These are questions Harvard psychologist Steven Pinker asks in his book, The Sense of Style: The Thinking Person’s Guide to Writing in the 21st Century. They’re questions I’ve often encountered –and attempted to tackle– throughout my career as a business writer and editor. Whenever I see writing that is loaded with jargon, clichés, technical terms, and abbreviations, two questions come immediately to mind. First, what is the writer trying to say, exactly? And second, how can the writer convey her ideas more clearly, without having to lean on language that confuses the reader?
For Pinker, the root cause of so much bad writing is what he calls “the Curse of Knowledge”, which he defines as “a difficulty in imagining what it is like for someone else not to know something that you know. The curse of knowledge is the single best explanation I know of why good people write bad prose.”
“Every human pastime –music, cooking, sports, art, theoretical physics –develops an argot to spare its enthusiasts from having to say or type a long-winded description every time they refer to a familiar concept in each other’s company. The problem is that as we become proficient at our job or hobby we come to use these catchwords so often that they flow out of our fingers automatically, and we forget that our readers may not be members of the clubhouse in which we learned them.”
People in business seem particularly prone to this “affliction.” You could argue that business has developed its own entirely unique dialect of English. People are exposed to an alphabet soup of terms and acronyms at business school, which they then put into use in their day-to-day interactions once they enter the working world.
And what starts out as a means of facilitating verbal communication between people becomes the primary mode with which people communicate their ideas in writing, from email to chat apps to business proposals and presentations.

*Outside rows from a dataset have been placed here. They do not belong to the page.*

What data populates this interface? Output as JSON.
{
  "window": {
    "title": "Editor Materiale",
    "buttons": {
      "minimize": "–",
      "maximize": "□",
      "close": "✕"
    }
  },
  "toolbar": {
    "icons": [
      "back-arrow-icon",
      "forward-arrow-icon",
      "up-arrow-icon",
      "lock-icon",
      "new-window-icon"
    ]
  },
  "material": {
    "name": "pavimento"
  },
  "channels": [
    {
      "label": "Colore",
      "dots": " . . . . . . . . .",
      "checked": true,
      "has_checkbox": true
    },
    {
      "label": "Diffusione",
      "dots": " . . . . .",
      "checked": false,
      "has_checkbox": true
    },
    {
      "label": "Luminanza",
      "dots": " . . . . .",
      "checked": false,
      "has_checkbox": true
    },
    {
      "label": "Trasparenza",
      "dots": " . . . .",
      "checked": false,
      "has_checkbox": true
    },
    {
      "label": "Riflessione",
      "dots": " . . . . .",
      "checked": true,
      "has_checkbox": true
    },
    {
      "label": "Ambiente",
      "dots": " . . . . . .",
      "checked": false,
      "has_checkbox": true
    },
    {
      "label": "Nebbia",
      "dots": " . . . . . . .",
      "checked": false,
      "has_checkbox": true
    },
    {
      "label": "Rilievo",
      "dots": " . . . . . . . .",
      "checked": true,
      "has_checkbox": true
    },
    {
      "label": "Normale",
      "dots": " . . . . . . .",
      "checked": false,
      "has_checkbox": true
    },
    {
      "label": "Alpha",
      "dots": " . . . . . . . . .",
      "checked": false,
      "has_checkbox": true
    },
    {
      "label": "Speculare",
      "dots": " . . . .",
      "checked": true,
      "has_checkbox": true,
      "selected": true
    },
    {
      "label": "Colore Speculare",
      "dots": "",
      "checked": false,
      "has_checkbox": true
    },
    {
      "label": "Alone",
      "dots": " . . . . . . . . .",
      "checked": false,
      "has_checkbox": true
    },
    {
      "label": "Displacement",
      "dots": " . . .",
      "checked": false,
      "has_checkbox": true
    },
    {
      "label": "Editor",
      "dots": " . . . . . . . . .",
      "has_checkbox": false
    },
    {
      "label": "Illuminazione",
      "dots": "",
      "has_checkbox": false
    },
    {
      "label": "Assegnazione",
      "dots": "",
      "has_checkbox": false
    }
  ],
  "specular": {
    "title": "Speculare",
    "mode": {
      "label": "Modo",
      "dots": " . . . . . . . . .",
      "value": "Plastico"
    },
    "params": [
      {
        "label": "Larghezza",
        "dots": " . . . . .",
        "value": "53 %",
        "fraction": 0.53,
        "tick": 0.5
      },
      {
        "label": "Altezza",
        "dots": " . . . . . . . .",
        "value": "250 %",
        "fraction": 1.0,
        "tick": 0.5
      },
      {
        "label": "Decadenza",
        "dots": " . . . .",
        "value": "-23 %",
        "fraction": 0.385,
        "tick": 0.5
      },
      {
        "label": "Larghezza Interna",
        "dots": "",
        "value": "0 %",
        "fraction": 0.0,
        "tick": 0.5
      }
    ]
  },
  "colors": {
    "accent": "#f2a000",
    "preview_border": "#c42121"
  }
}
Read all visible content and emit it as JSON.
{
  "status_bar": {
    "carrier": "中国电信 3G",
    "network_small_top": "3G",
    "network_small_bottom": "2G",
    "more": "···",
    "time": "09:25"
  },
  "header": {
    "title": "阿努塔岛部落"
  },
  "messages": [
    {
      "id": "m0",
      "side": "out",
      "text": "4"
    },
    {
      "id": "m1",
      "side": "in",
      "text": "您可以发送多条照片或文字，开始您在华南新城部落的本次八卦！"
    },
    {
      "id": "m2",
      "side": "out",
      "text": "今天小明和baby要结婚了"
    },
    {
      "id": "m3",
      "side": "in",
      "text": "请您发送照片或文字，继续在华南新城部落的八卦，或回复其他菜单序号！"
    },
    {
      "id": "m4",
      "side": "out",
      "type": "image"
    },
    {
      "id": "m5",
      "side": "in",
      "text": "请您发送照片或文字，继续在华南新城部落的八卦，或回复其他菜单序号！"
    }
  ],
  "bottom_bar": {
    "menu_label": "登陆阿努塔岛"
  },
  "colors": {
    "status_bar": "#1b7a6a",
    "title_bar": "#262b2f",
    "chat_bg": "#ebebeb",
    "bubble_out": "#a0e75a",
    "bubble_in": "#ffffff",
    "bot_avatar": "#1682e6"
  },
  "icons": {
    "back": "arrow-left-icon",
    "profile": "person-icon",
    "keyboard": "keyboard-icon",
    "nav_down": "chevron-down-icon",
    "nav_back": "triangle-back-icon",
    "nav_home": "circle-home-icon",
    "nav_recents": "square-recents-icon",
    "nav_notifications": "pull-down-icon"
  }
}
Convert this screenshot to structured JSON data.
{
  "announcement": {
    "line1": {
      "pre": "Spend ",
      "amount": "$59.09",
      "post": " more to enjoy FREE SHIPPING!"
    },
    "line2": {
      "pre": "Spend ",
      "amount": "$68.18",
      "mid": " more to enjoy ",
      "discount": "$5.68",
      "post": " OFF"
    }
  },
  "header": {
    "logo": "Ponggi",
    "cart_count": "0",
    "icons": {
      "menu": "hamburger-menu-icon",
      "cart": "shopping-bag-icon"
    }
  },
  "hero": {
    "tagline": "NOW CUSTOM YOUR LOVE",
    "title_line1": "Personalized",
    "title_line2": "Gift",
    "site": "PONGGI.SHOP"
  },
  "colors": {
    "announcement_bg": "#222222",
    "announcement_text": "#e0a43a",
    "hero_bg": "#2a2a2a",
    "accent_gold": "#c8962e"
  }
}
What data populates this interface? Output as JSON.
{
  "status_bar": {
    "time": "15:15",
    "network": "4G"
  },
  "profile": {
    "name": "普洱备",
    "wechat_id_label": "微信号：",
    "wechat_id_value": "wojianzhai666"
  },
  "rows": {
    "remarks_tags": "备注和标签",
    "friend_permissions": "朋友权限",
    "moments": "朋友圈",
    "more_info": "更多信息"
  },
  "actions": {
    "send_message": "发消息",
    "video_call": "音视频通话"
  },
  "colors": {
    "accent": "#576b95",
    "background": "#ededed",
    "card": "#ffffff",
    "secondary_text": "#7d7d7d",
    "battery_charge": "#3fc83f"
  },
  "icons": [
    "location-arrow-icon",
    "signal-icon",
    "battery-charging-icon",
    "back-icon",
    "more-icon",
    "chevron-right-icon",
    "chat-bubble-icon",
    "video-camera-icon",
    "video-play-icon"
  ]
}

“How can we lift the curse of knowledge?” asks Pinker. “A considerate writer will…cultivate the habit of adding a few words of explanation to common technical terms, as in ‘Arabidopsis, a flowering mustard plant,’ rather than the bare ‘Arabidopsis.’ It’s not just an act of magnanimity: A writer who explains technical terms can multiply her readership a thousandfold at the cost of a handful of characters, the literary equivalent of picking up hundred-dollar bills on the sidewalk.”
“Readers will also thank a writer for the copious use of for example, as in, and such as, because an explanation without an example is little better than no explanation at all.”
Whenever I write a sentence that makes me pause and wonder about what it means, I assume that other readers might react in the same way. If a sentence is not clear to me, it might not be clear to others. It’s an approach that I recommend to anyone who is trying to improve his own writing.
Before hitting publish and sending your writing out to the world, it’s better to be honest with yourself about how much your reader is likely to understand a given passage or sentence. Before you commit your writing to print– or to the internet– take a few moments to make sure that what you write is clear and understandable by as many of your intended readers as possible.
As Richard Feynman, the Nobel prize-winning physicist, once wrote, “If you ever hear yourself saying, ‘I think I understand this,’ that means you don’t.”